The Port of Baltimore's largest-ever visitor, the Ever Max, approaches the Bay Bridge. Photo: David Sites

Evergreen Ever Max Becomes Largest Container Ship to Serve Port of Baltimore

The Port of Baltimore has touted its expanding capacity and ability to accommodate “the world’s largest ships”—and this ship proves it.

The new Evergreen ship Ever Max called on the port over the weekend and made history as the biggest container ship ever to visit Maryland. The 1,200-foot-long Ever Max holds 15,432 Twenty-foot Equivalent (TEU) containers. It’s longer than four football fields, and requires a deep water channel, a very large berth, and ultra-large cranes for loading and unloading containers.

The Port of Baltimore’s 50-foot-deep channel and Seagirt Marine Terminal’s array of Neo-Panamax cranes makes it possible for Maryland to receive a massive container ship like Ever Max.

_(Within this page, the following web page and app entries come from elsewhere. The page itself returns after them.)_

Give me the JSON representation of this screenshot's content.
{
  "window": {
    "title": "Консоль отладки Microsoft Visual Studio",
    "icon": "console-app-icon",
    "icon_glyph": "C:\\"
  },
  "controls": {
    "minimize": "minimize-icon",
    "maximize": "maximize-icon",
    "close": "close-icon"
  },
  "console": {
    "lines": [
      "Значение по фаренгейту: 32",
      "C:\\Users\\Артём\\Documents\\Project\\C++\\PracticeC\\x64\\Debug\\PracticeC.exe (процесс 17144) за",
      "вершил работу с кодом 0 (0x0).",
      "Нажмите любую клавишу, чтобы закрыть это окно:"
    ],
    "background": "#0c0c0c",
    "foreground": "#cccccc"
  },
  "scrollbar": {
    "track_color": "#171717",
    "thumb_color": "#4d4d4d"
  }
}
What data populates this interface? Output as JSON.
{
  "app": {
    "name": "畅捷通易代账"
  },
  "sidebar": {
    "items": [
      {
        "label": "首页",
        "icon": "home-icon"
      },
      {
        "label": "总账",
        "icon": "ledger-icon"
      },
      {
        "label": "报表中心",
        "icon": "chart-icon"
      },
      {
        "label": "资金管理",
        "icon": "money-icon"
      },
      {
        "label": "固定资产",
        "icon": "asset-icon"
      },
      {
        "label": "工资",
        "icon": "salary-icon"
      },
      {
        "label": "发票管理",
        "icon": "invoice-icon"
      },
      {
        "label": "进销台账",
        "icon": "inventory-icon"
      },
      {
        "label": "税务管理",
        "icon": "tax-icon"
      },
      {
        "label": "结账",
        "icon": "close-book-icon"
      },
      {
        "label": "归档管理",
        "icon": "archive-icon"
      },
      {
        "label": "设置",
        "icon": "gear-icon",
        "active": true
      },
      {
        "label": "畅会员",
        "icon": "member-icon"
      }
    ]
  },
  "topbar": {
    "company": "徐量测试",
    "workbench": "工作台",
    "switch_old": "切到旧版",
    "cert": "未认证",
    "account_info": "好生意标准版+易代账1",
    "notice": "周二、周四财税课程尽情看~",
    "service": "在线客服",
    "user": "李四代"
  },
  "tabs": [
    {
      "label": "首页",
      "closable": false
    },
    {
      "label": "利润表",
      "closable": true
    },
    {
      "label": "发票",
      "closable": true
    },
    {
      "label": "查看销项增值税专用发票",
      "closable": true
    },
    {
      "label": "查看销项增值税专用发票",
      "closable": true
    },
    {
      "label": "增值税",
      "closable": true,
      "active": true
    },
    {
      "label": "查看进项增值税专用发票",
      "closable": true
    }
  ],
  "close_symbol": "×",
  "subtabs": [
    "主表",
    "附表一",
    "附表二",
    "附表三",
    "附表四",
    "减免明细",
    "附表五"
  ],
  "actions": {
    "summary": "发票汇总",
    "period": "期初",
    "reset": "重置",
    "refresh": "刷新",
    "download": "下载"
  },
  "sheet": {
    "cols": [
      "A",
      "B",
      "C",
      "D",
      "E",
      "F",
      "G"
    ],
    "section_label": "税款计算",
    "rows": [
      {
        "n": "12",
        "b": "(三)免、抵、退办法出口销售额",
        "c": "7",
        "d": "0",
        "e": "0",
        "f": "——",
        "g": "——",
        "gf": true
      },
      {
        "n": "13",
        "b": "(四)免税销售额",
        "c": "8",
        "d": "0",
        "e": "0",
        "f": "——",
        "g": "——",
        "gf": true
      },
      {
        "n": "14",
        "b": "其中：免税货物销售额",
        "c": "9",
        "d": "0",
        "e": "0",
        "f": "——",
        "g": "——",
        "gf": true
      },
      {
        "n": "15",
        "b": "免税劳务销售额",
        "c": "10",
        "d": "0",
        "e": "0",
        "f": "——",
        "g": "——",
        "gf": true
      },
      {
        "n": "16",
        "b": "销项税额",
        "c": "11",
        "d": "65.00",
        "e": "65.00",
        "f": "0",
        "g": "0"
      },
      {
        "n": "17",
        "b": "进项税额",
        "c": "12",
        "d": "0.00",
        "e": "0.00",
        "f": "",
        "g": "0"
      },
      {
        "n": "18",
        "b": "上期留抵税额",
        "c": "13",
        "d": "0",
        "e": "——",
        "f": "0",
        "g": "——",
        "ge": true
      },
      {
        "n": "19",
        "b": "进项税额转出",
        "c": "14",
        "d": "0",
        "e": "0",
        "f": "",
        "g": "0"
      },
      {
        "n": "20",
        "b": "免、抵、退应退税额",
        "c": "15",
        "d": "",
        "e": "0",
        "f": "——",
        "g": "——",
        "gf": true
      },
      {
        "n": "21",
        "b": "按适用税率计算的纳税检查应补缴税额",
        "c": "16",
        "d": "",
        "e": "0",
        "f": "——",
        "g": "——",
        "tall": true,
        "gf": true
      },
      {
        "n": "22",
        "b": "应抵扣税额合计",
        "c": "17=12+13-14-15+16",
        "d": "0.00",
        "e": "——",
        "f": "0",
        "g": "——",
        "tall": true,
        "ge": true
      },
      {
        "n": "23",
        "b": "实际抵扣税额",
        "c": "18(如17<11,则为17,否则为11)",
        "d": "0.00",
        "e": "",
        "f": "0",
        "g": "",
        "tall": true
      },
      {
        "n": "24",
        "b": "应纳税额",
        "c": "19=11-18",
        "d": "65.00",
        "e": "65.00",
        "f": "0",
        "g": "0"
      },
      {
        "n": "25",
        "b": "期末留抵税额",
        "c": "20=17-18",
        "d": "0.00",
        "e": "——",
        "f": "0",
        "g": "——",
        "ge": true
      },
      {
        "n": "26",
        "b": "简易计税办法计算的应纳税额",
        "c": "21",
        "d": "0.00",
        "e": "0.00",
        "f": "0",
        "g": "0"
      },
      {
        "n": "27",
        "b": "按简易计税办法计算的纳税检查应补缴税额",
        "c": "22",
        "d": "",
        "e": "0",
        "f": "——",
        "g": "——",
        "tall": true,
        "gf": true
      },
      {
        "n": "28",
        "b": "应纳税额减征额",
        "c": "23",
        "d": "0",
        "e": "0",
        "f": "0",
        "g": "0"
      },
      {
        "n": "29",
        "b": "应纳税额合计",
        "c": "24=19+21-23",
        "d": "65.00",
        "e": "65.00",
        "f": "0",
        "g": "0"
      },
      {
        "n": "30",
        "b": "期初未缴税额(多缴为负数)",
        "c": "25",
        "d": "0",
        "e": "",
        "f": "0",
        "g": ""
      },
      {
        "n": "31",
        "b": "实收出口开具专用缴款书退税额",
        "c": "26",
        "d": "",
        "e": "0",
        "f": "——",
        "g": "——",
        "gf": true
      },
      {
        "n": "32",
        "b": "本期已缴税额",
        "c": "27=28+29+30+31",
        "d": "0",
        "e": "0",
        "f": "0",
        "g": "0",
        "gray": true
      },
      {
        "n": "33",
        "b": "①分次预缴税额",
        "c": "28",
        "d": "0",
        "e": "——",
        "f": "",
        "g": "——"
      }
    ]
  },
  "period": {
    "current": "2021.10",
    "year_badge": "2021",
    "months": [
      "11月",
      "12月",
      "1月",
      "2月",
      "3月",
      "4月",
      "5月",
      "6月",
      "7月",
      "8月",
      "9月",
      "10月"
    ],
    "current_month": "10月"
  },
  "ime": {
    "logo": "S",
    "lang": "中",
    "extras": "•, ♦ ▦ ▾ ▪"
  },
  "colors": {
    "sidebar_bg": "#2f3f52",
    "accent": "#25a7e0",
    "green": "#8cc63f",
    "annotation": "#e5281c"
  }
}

“Welcoming the new Evergreen vessel, Ever Max, to Seagirt Marine Terminal is an example of continued
growth for the Port of Baltimore,” said Mark Schmidt, vice president and general manager of Ports
America Chesapeake, which operates the Seagirt Marine Terminal. “Ever Max was completed this year,
and comes to Baltimore from the Samsung shipyard in Korea.”

The Evergreen Ever Max dwarfs its tugboat.
Photo: Larry Wright

Ever Max certainly turned heads coming down the Chesapeake Bay from Baltimore. It left Sunday, attracting attention from boaters and even drivers on the Bay Bridge, who marveled at its size. Bay photographer David Sites captured a view of the ultra-large ship approaching the bridge that dwarfs the bridge itself, while reader Larry Wright shared a shot from the Baltimore Harbor.

Before now, the largest container ship to visit the Port of Baltimore was Evergreen’s Triton, which first visited in 2019. It holds 1,000 fewer containers than Ever Max.

The port says the state-owned, public marine terminals are all seeing growth in 2023. Container shipping is up 10 percent and roll-on/roll-off cargo is up 30 percent.

The port’s container business in particular is expected to grow even more with the CSX-owned Howard Street Tunnel expansion in Baltimore. It will allow for container rail cars to be double-stacked, “giving the East Coast seamless double-stack capacity from Maine to Florida,” the port says. It’s a major project that is expected to take until 2026, making improvements to the 127-year-old tunnel and at 21 locations between Baltimore and Philadelphia.

-Meg Walburn Viviano